Every penny counts
Affordability remains critical, given generally low incomes and high unemployment.
Recognising this, brands have demonstrated extreme frugalness and sensitivity to the spending habits of the consumer. One example is how in June 2012 Coca Cola cut its price for a 300 ml soda from KSh25 ($0.3) to KSh23 ($0.27) in order to boost demand.
Packaging has become ever more important, reflecting market realities with smaller packaging sizes for low income consumers and growth in canned food and drink. Cans, for example, are becoming more popular than glass for beer and other drinks because they are cheaper to produce, requiring less power to manufacture. Coca Cola and SABmiller have also adapted, pushing business models that rely on the use of returnable glass bottles to keep packaging costs low.

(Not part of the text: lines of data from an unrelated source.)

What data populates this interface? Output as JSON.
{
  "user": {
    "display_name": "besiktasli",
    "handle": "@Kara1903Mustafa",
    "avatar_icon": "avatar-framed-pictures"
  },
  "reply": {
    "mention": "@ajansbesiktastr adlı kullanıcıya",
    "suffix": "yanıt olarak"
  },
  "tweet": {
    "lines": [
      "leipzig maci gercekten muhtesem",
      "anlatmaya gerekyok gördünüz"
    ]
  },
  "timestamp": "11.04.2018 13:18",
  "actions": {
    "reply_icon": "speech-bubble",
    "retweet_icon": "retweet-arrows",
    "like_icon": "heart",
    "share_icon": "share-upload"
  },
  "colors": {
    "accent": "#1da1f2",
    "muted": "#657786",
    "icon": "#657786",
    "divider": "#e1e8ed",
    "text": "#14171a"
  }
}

Unilever is another company that has reacted with goods sold in small packages, known as low unit packs (LUPs), weighing from 45 grams to just four grams, and costing from as little as half a cent. The company targets informal sellers who buy big packs, reselling them in smaller portions customers.
In Kenya, Orbit Chemical Industries reduced packaging to almost unthinkably small proportions and as a result boosted sales of detergent powder by 300%. As a result, it opened up it’s markets, reaching a new set of rural consumers.
The growth of local brands able to pay top dollar for rentals is still small due to the limited market size with big pockets. Even South Africa’s Pepkor Stores mostly avoided taking space in shopping malls as they expanded into Nigeria because of the high rentals, taking a low-cost model to the streets of Lagos. Pep’s strategy in Africa, which targets the lower-middle income earner with a low margin, high volume model, found its success in stores in standalone locations, in less formalised retail areas, without the need of big parking areas.
Put simply, the base of Africa’s consumer pyramid cannot be thought of as a market with the vast proportion still focusing their budgets on needs rather than adapting behaviours and budgets to fit products into their lives. As a result lot of companies have quickly reacted, some have had their fingers burned and left, having seen that the projections for Africa’s middle class isn’t quite what they expected it to be.